Instructions for the task: I'd like the entries repeated exactly, pictures omitted.

Component data from apps and pages
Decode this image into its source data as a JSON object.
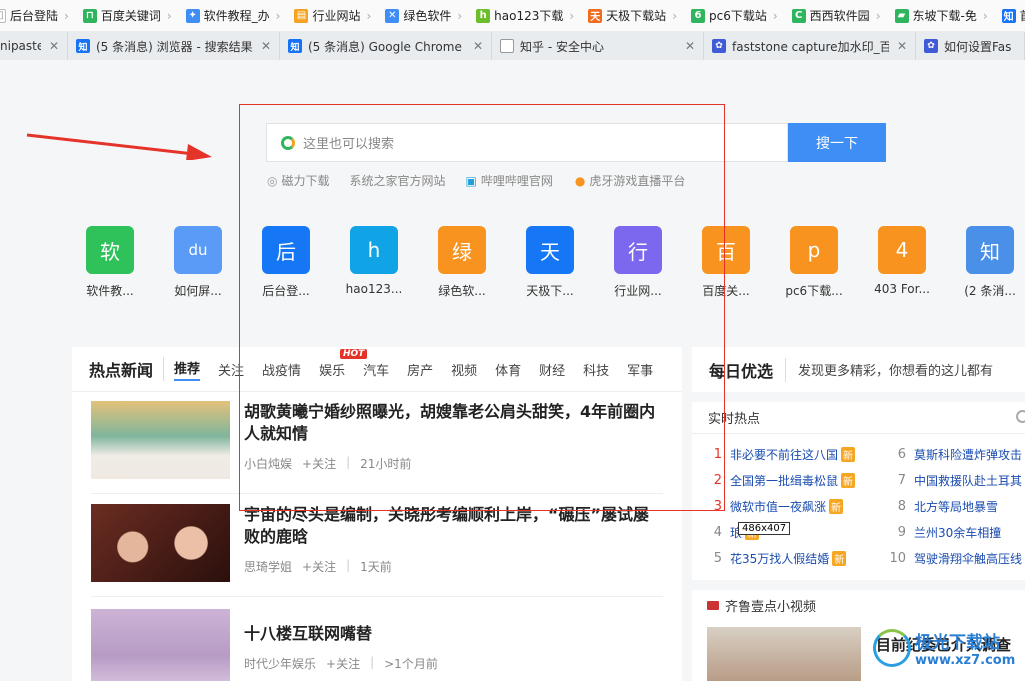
{
  "bookmarks": [
    {
      "label": "后台登陆",
      "icon": "page-icon",
      "color": "#ffffff"
    },
    {
      "label": "百度关键词",
      "icon": "ruler-icon",
      "color": "#2fb55d"
    },
    {
      "label": "软件教程_办",
      "icon": "gear-icon",
      "color": "#3f8ef5"
    },
    {
      "label": "行业网站",
      "icon": "doc-icon",
      "color": "#f4a21f"
    },
    {
      "label": "绿色软件",
      "icon": "x-icon",
      "color": "#3f8ef5"
    },
    {
      "label": "hao123下载",
      "icon": "hao-icon",
      "color": "#6bbd2c"
    },
    {
      "label": "天极下载站",
      "icon": "tian-icon",
      "color": "#f26b1d"
    },
    {
      "label": "pc6下载站",
      "icon": "pc6-icon",
      "color": "#2fb55d"
    },
    {
      "label": "西西软件园",
      "icon": "cc-icon",
      "color": "#2fb55d"
    },
    {
      "label": "东坡下载-免",
      "icon": "leaf-icon",
      "color": "#2fb55d"
    },
    {
      "label": "首页 - 知乎",
      "icon": "zhihu-icon",
      "color": "#1772f6"
    }
  ],
  "tabs": [
    {
      "label": "nipaste",
      "icon": "none",
      "color": "#e9ecef"
    },
    {
      "label": "(5 条消息) 浏览器 - 搜索结果",
      "icon": "zhihu-icon",
      "color": "#1772f6"
    },
    {
      "label": "(5 条消息) Google Chrome",
      "icon": "zhihu-icon",
      "color": "#1772f6"
    },
    {
      "label": "知乎 - 安全中心",
      "icon": "page-icon",
      "color": "#ffffff"
    },
    {
      "label": "faststone capture加水印_百",
      "icon": "baidu-icon",
      "color": "#3f5bd5"
    },
    {
      "label": "如何设置Fas",
      "icon": "baidu-icon",
      "color": "#3f5bd5"
    }
  ],
  "search": {
    "placeholder": "这里也可以搜索",
    "button": "搜一下",
    "hotlinks": [
      {
        "label": "磁力下载",
        "icon": "target-icon"
      },
      {
        "label": "系统之家官方网站",
        "icon": "none"
      },
      {
        "label": "哔哩哔哩官网",
        "icon": "bilibili-icon"
      },
      {
        "label": "虎牙游戏直播平台",
        "icon": "huya-icon"
      }
    ]
  },
  "shortcuts": [
    {
      "char": "软",
      "label": "软件教...",
      "color": "#2fc25b"
    },
    {
      "char": "du",
      "label": "如何屏...",
      "color": "#5b9bf8"
    },
    {
      "char": "后",
      "label": "后台登...",
      "color": "#1677f6"
    },
    {
      "char": "h",
      "label": "hao123...",
      "color": "#10a3e6"
    },
    {
      "char": "绿",
      "label": "绿色软...",
      "color": "#f7931e"
    },
    {
      "char": "天",
      "label": "天极下...",
      "color": "#1677f6"
    },
    {
      "char": "行",
      "label": "行业网...",
      "color": "#7b68ee"
    },
    {
      "char": "百",
      "label": "百度关...",
      "color": "#f7931e"
    },
    {
      "char": "p",
      "label": "pc6下载...",
      "color": "#f7931e"
    },
    {
      "char": "4",
      "label": "403 For...",
      "color": "#f7931e"
    },
    {
      "char": "知",
      "label": "(2 条消...",
      "color": "#4a90e8"
    }
  ],
  "news": {
    "title": "热点新闻",
    "tabs": [
      "推荐",
      "关注",
      "战疫情",
      "娱乐",
      "汽车",
      "房产",
      "视频",
      "体育",
      "财经",
      "科技",
      "军事"
    ],
    "active_tab": "推荐",
    "hot_badge": "HOT",
    "articles": [
      {
        "title": "胡歌黄曦宁婚纱照曝光，胡嫂靠老公肩头甜笑，4年前圈内人就知情",
        "source": "小白炖娱",
        "follow": "+关注",
        "time": "21小时前",
        "thumb_color": "#6ba88a"
      },
      {
        "title": "宇宙的尽头是编制，关晓彤考编顺利上岸，“碾压”屡试屡败的鹿晗",
        "source": "思琦学姐",
        "follow": "+关注",
        "time": "1天前",
        "thumb_color": "#5a2a20"
      },
      {
        "title": "十八楼互联网嘴替",
        "source": "时代少年娱乐",
        "follow": "+关注",
        "time": ">1个月前",
        "thumb_color": "#c4a9cf"
      }
    ]
  },
  "daily": {
    "title": "每日优选",
    "subtitle": "发现更多精彩，你想看的这儿都有"
  },
  "realtime": {
    "title": "实时热点",
    "items": [
      {
        "rank": "1",
        "text": "非必要不前往这八国",
        "new": "新"
      },
      {
        "rank": "2",
        "text": "全国第一批缉毒松鼠",
        "new": "新"
      },
      {
        "rank": "3",
        "text": "微软市值一夜飙涨",
        "new": "新"
      },
      {
        "rank": "4",
        "text": "琅",
        "new": "新"
      },
      {
        "rank": "5",
        "text": "花35万找人假结婚",
        "new": "新"
      },
      {
        "rank": "6",
        "text": "莫斯科险遭炸弹攻击",
        "new": ""
      },
      {
        "rank": "7",
        "text": "中国救援队赴土耳其",
        "new": ""
      },
      {
        "rank": "8",
        "text": "北方等局地暴雪",
        "new": ""
      },
      {
        "rank": "9",
        "text": "兰州30余车相撞",
        "new": ""
      },
      {
        "rank": "10",
        "text": "驾驶滑翔伞触高压线",
        "new": ""
      }
    ]
  },
  "video": {
    "title": "齐鲁壹点小视频",
    "caption": "目前纪委已介入调查"
  },
  "selection": {
    "size_label": "486x407"
  },
  "watermark": {
    "name": "极光下载站",
    "url": "www.xz7.com"
  },
  "colors": {
    "accent": "#3f8ef5",
    "annotation": "#e5332a"
  }
}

Solved problem:
Decode this image into its source data as a JSON object.
{
  "bookmarks": [
    {
      "label": "后台登陆",
      "icon": "page-icon",
      "color": "#ffffff"
    },
    {
      "label": "百度关键词",
      "icon": "ruler-icon",
      "color": "#2fb55d"
    },
    {
      "label": "软件教程_办",
      "icon": "gear-icon",
      "color": "#3f8ef5"
    },
    {
      "label": "行业网站",
      "icon": "doc-icon",
      "color": "#f4a21f"
    },
    {
      "label": "绿色软件",
      "icon": "x-icon",
      "color": "#3f8ef5"
    },
    {
      "label": "hao123下载",
      "icon": "hao-icon",
      "color": "#6bbd2c"
    },
    {
      "label": "天极下载站",
      "icon": "tian-icon",
      "color": "#f26b1d"
    },
    {
      "label": "pc6下载站",
      "icon": "pc6-icon",
      "color": "#2fb55d"
    },
    {
      "label": "西西软件园",
      "icon": "cc-icon",
      "color": "#2fb55d"
    },
    {
      "label": "东坡下载-免",
      "icon": "leaf-icon",
      "color": "#2fb55d"
    },
    {
      "label": "首页 - 知乎",
      "icon": "zhihu-icon",
      "color": "#1772f6"
    }
  ],
  "tabs": [
    {
      "label": "nipaste",
      "icon": "none",
      "color": "#e9ecef"
    },
    {
      "label": "(5 条消息) 浏览器 - 搜索结果",
      "icon": "zhihu-icon",
      "color": "#1772f6"
    },
    {
      "label": "(5 条消息) Google Chrome",
      "icon": "zhihu-icon",
      "color": "#1772f6"
    },
    {
      "label": "知乎 - 安全中心",
      "icon": "page-icon",
      "color": "#ffffff"
    },
    {
      "label": "faststone capture加水印_百",
      "icon": "baidu-icon",
      "color": "#3f5bd5"
    },
    {
      "label": "如何设置Fas",
      "icon": "baidu-icon",
      "color": "#3f5bd5"
    }
  ],
  "search": {
    "placeholder": "这里也可以搜索",
    "button": "搜一下",
    "hotlinks": [
      {
        "label": "磁力下载",
        "icon": "target-icon"
      },
      {
        "label": "系统之家官方网站",
        "icon": "none"
      },
      {
        "label": "哔哩哔哩官网",
        "icon": "bilibili-icon"
      },
      {
        "label": "虎牙游戏直播平台",
        "icon": "huya-icon"
      }
    ]
  },
  "shortcuts": [
    {
      "char": "软",
      "label": "软件教...",
      "color": "#2fc25b"
    },
    {
      "char": "du",
      "label": "如何屏...",
      "color": "#5b9bf8"
    },
    {
      "char": "后",
      "label": "后台登...",
      "color": "#1677f6"
    },
    {
      "char": "h",
      "label": "hao123...",
      "color": "#10a3e6"
    },
    {
      "char": "绿",
      "label": "绿色软...",
      "color": "#f7931e"
    },
    {
      "char": "天",
      "label": "天极下...",
      "color": "#1677f6"
    },
    {
      "char": "行",
      "label": "行业网...",
      "color": "#7b68ee"
    },
    {
      "char": "百",
      "label": "百度关...",
      "color": "#f7931e"
    },
    {
      "char": "p",
      "label": "pc6下载...",
      "color": "#f7931e"
    },
    {
      "char": "4",
      "label": "403 For...",
      "color": "#f7931e"
    },
    {
      "char": "知",
      "label": "(2 条消...",
      "color": "#4a90e8"
    }
  ],
  "news": {
    "title": "热点新闻",
    "tabs": [
      "推荐",
      "关注",
      "战疫情",
      "娱乐",
      "汽车",
      "房产",
      "视频",
      "体育",
      "财经",
      "科技",
      "军事"
    ],
    "active_tab": "推荐",
    "hot_badge": "HOT",
    "articles": [
      {
        "title": "胡歌黄曦宁婚纱照曝光，胡嫂靠老公肩头甜笑，4年前圈内人就知情",
        "source": "小白炖娱",
        "follow": "+关注",
        "time": "21小时前",
        "thumb_color": "#6ba88a"
      },
      {
        "title": "宇宙的尽头是编制，关晓彤考编顺利上岸，“碾压”屡试屡败的鹿晗",
        "source": "思琦学姐",
        "follow": "+关注",
        "time": "1天前",
        "thumb_color": "#5a2a20"
      },
      {
        "title": "十八楼互联网嘴替",
        "source": "时代少年娱乐",
        "follow": "+关注",
        "time": ">1个月前",
        "thumb_color": "#c4a9cf"
      }
    ]
  },
  "daily": {
    "title": "每日优选",
    "subtitle": "发现更多精彩，你想看的这儿都有"
  },
  "realtime": {
    "title": "实时热点",
    "items": [
      {
        "rank": "1",
        "text": "非必要不前往这八国",
        "new": "新"
      },
      {
        "rank": "2",
        "text": "全国第一批缉毒松鼠",
        "new": "新"
      },
      {
        "rank": "3",
        "text": "微软市值一夜飙涨",
        "new": "新"
      },
      {
        "rank": "4",
        "text": "琅",
        "new": "新"
      },
      {
        "rank": "5",
        "text": "花35万找人假结婚",
        "new": "新"
      },
      {
        "rank": "6",
        "text": "莫斯科险遭炸弹攻击",
        "new": ""
      },
      {
        "rank": "7",
        "text": "中国救援队赴土耳其",
        "new": ""
      },
      {
        "rank": "8",
        "text": "北方等局地暴雪",
        "new": ""
      },
      {
        "rank": "9",
        "text": "兰州30余车相撞",
        "new": ""
      },
      {
        "rank": "10",
        "text": "驾驶滑翔伞触高压线",
        "new": ""
      }
    ]
  },
  "video": {
    "title": "齐鲁壹点小视频",
    "caption": "目前纪委已介入调查"
  },
  "selection": {
    "size_label": "486x407"
  },
  "watermark": {
    "name": "极光下载站",
    "url": "www.xz7.com"
  },
  "colors": {
    "accent": "#3f8ef5",
    "annotation": "#e5332a"
  }
}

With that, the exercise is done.